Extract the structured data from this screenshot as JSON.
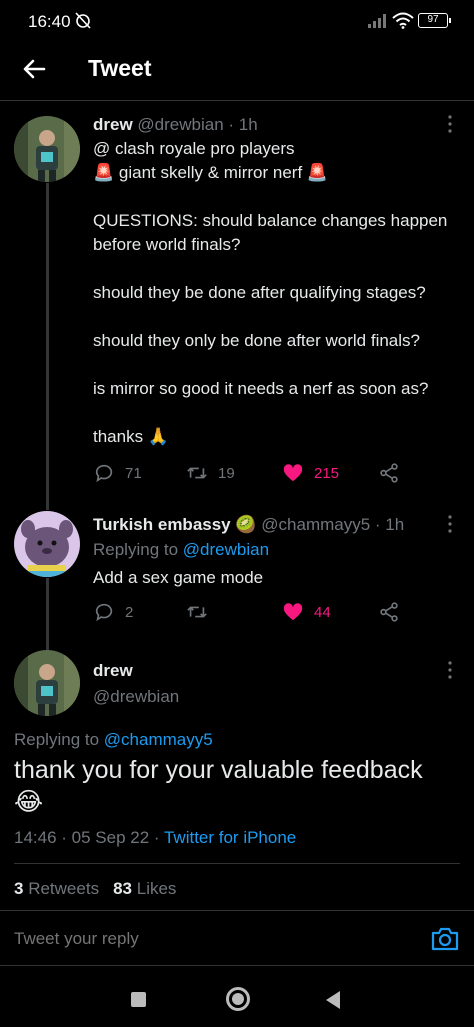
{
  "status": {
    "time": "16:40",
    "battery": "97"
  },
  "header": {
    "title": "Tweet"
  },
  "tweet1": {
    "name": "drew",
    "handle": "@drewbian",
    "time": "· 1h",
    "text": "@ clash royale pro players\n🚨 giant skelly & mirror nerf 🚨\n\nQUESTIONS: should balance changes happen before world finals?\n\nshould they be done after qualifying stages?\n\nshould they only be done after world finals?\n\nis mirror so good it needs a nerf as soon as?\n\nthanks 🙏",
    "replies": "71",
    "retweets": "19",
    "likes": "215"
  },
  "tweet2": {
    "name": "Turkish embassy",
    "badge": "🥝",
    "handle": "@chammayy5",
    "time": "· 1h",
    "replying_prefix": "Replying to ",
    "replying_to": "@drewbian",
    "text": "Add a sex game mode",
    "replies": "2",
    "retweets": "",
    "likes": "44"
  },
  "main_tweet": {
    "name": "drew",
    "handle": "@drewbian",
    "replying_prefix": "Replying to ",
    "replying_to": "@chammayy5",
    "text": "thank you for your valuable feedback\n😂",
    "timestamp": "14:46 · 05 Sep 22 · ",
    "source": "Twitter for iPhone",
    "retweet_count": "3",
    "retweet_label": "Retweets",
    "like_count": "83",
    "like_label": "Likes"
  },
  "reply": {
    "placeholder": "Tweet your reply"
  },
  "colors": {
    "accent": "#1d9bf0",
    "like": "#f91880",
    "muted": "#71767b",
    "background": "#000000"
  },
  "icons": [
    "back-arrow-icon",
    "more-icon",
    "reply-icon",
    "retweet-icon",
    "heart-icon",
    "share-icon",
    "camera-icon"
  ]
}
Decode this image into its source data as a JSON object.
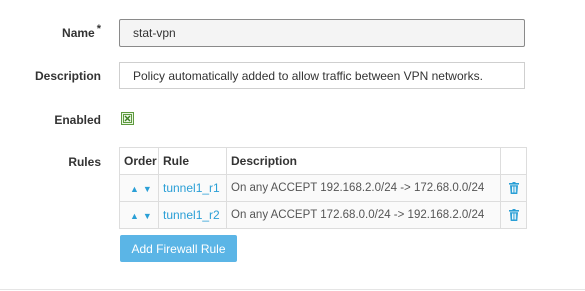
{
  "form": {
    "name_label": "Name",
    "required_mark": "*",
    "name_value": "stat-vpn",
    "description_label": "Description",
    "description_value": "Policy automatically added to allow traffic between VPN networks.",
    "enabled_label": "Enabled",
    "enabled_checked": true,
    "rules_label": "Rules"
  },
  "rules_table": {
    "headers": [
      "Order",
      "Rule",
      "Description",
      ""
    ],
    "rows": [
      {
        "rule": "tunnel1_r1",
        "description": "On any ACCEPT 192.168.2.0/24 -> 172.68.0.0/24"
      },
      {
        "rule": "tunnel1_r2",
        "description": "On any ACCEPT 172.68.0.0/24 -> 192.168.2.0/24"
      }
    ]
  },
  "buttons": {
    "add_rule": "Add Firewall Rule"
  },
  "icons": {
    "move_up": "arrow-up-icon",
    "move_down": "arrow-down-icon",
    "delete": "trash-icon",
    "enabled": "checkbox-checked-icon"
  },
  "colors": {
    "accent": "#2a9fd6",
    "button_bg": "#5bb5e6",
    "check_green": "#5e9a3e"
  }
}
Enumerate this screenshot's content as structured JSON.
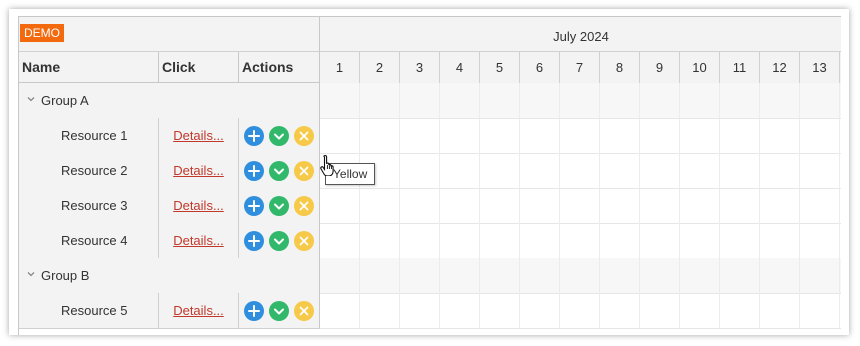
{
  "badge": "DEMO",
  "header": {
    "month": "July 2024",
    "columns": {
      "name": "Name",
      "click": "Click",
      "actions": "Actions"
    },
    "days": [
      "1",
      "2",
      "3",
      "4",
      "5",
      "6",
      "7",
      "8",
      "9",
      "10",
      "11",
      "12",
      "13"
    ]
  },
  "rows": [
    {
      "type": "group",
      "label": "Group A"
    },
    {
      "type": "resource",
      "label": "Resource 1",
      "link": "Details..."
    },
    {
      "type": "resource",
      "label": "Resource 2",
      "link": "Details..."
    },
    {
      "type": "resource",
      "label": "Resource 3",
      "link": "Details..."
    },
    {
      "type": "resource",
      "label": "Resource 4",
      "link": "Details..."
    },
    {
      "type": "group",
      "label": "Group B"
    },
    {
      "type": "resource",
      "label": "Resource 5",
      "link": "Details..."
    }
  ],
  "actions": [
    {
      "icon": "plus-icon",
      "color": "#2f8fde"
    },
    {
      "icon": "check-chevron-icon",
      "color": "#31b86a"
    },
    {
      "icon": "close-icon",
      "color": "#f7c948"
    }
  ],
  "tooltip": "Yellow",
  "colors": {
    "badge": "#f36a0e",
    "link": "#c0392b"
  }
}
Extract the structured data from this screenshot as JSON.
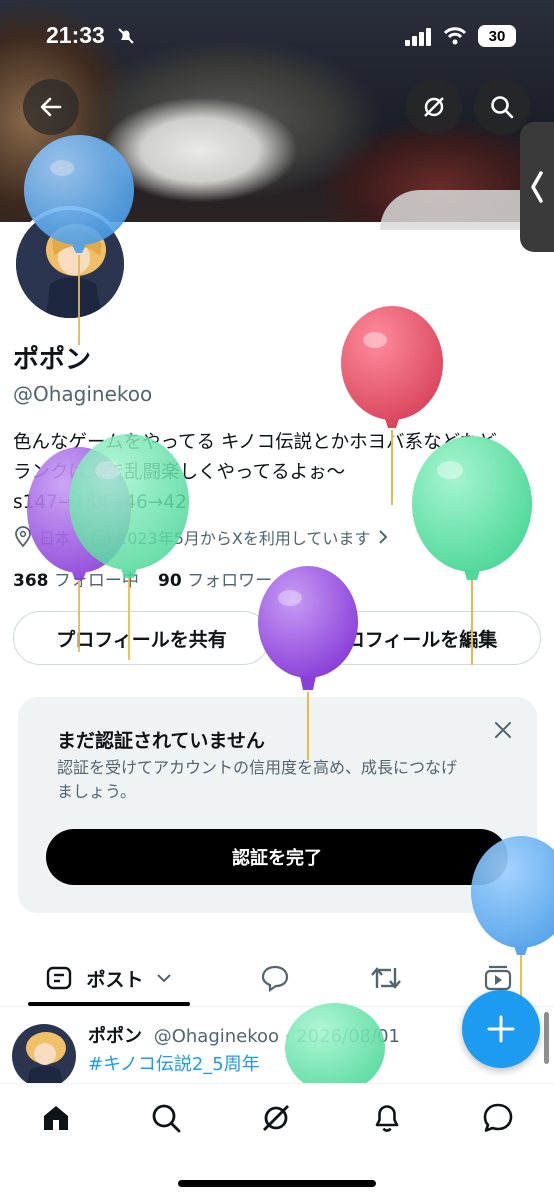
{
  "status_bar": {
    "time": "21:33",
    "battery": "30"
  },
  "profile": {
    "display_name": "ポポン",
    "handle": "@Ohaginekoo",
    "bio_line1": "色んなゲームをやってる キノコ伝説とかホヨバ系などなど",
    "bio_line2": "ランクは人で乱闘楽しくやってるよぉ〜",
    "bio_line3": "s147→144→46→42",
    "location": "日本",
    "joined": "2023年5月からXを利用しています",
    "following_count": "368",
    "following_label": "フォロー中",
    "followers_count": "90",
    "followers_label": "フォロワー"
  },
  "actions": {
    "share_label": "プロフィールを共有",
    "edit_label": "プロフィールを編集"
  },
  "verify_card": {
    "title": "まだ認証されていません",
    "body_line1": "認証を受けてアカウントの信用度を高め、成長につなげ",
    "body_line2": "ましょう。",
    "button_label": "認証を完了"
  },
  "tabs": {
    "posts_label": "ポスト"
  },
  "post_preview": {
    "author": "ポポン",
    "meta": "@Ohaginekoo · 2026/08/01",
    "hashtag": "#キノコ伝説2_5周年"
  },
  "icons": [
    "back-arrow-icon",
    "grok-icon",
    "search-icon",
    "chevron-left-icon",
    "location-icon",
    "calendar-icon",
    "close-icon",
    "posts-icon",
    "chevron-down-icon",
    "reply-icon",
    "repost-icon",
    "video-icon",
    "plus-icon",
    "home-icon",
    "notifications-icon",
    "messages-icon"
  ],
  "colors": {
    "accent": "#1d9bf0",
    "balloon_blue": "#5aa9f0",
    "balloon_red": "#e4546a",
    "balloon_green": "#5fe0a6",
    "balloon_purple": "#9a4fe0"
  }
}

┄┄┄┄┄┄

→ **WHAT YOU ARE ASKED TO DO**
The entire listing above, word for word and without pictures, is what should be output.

→ **RESPONSE AREA**
Extract the structured data from this screenshot as JSON.
{
  "status": {
    "time": "16:40",
    "battery": "97"
  },
  "header": {
    "title": "Tweet"
  },
  "tweet1": {
    "name": "drew",
    "handle": "@drewbian",
    "time": "· 1h",
    "text": "@ clash royale pro players\n🚨 giant skelly & mirror nerf 🚨\n\nQUESTIONS: should balance changes happen before world finals?\n\nshould they be done after qualifying stages?\n\nshould they only be done after world finals?\n\nis mirror so good it needs a nerf as soon as?\n\nthanks 🙏",
    "replies": "71",
    "retweets": "19",
    "likes": "215"
  },
  "tweet2": {
    "name": "Turkish embassy",
    "badge": "🥝",
    "handle": "@chammayy5",
    "time": "· 1h",
    "replying_prefix": "Replying to ",
    "replying_to": "@drewbian",
    "text": "Add a sex game mode",
    "replies": "2",
    "retweets": "",
    "likes": "44"
  },
  "main_tweet": {
    "name": "drew",
    "handle": "@drewbian",
    "replying_prefix": "Replying to ",
    "replying_to": "@chammayy5",
    "text": "thank you for your valuable feedback\n😂",
    "timestamp": "14:46 · 05 Sep 22 · ",
    "source": "Twitter for iPhone",
    "retweet_count": "3",
    "retweet_label": "Retweets",
    "like_count": "83",
    "like_label": "Likes"
  },
  "reply": {
    "placeholder": "Tweet your reply"
  },
  "colors": {
    "accent": "#1d9bf0",
    "like": "#f91880",
    "muted": "#71767b",
    "background": "#000000"
  },
  "icons": [
    "back-arrow-icon",
    "more-icon",
    "reply-icon",
    "retweet-icon",
    "heart-icon",
    "share-icon",
    "camera-icon"
  ]
}
Decode this image into its source data as a JSON object.
{
  "form": {
    "name_label": "Name",
    "required_mark": "*",
    "name_value": "stat-vpn",
    "description_label": "Description",
    "description_value": "Policy automatically added to allow traffic between VPN networks.",
    "enabled_label": "Enabled",
    "enabled_checked": true,
    "rules_label": "Rules"
  },
  "rules_table": {
    "headers": [
      "Order",
      "Rule",
      "Description",
      ""
    ],
    "rows": [
      {
        "rule": "tunnel1_r1",
        "description": "On any ACCEPT 192.168.2.0/24 -> 172.68.0.0/24"
      },
      {
        "rule": "tunnel1_r2",
        "description": "On any ACCEPT 172.68.0.0/24 -> 192.168.2.0/24"
      }
    ]
  },
  "buttons": {
    "add_rule": "Add Firewall Rule"
  },
  "icons": {
    "move_up": "arrow-up-icon",
    "move_down": "arrow-down-icon",
    "delete": "trash-icon",
    "enabled": "checkbox-checked-icon"
  },
  "colors": {
    "accent": "#2a9fd6",
    "button_bg": "#5bb5e6",
    "check_green": "#5e9a3e"
  }
}
Enumerate this screenshot's content as structured JSON.
{
  "badge": "DEMO",
  "header": {
    "month": "July 2024",
    "columns": {
      "name": "Name",
      "click": "Click",
      "actions": "Actions"
    },
    "days": [
      "1",
      "2",
      "3",
      "4",
      "5",
      "6",
      "7",
      "8",
      "9",
      "10",
      "11",
      "12",
      "13"
    ]
  },
  "rows": [
    {
      "type": "group",
      "label": "Group A"
    },
    {
      "type": "resource",
      "label": "Resource 1",
      "link": "Details..."
    },
    {
      "type": "resource",
      "label": "Resource 2",
      "link": "Details..."
    },
    {
      "type": "resource",
      "label": "Resource 3",
      "link": "Details..."
    },
    {
      "type": "resource",
      "label": "Resource 4",
      "link": "Details..."
    },
    {
      "type": "group",
      "label": "Group B"
    },
    {
      "type": "resource",
      "label": "Resource 5",
      "link": "Details..."
    }
  ],
  "actions": [
    {
      "icon": "plus-icon",
      "color": "#2f8fde"
    },
    {
      "icon": "check-chevron-icon",
      "color": "#31b86a"
    },
    {
      "icon": "close-icon",
      "color": "#f7c948"
    }
  ],
  "tooltip": "Yellow",
  "colors": {
    "badge": "#f36a0e",
    "link": "#c0392b"
  }
}
Extract the structured data from this screenshot as JSON.
{
  "status_bar": {
    "time": "21:33",
    "battery": "30"
  },
  "profile": {
    "display_name": "ポポン",
    "handle": "@Ohaginekoo",
    "bio_line1": "色んなゲームをやってる キノコ伝説とかホヨバ系などなど",
    "bio_line2": "ランクは人で乱闘楽しくやってるよぉ〜",
    "bio_line3": "s147→144→46→42",
    "location": "日本",
    "joined": "2023年5月からXを利用しています",
    "following_count": "368",
    "following_label": "フォロー中",
    "followers_count": "90",
    "followers_label": "フォロワー"
  },
  "actions": {
    "share_label": "プロフィールを共有",
    "edit_label": "プロフィールを編集"
  },
  "verify_card": {
    "title": "まだ認証されていません",
    "body_line1": "認証を受けてアカウントの信用度を高め、成長につなげ",
    "body_line2": "ましょう。",
    "button_label": "認証を完了"
  },
  "tabs": {
    "posts_label": "ポスト"
  },
  "post_preview": {
    "author": "ポポン",
    "meta": "@Ohaginekoo · 2026/08/01",
    "hashtag": "#キノコ伝説2_5周年"
  },
  "icons": [
    "back-arrow-icon",
    "grok-icon",
    "search-icon",
    "chevron-left-icon",
    "location-icon",
    "calendar-icon",
    "close-icon",
    "posts-icon",
    "chevron-down-icon",
    "reply-icon",
    "repost-icon",
    "video-icon",
    "plus-icon",
    "home-icon",
    "notifications-icon",
    "messages-icon"
  ],
  "colors": {
    "accent": "#1d9bf0",
    "balloon_blue": "#5aa9f0",
    "balloon_red": "#e4546a",
    "balloon_green": "#5fe0a6",
    "balloon_purple": "#9a4fe0"
  }
}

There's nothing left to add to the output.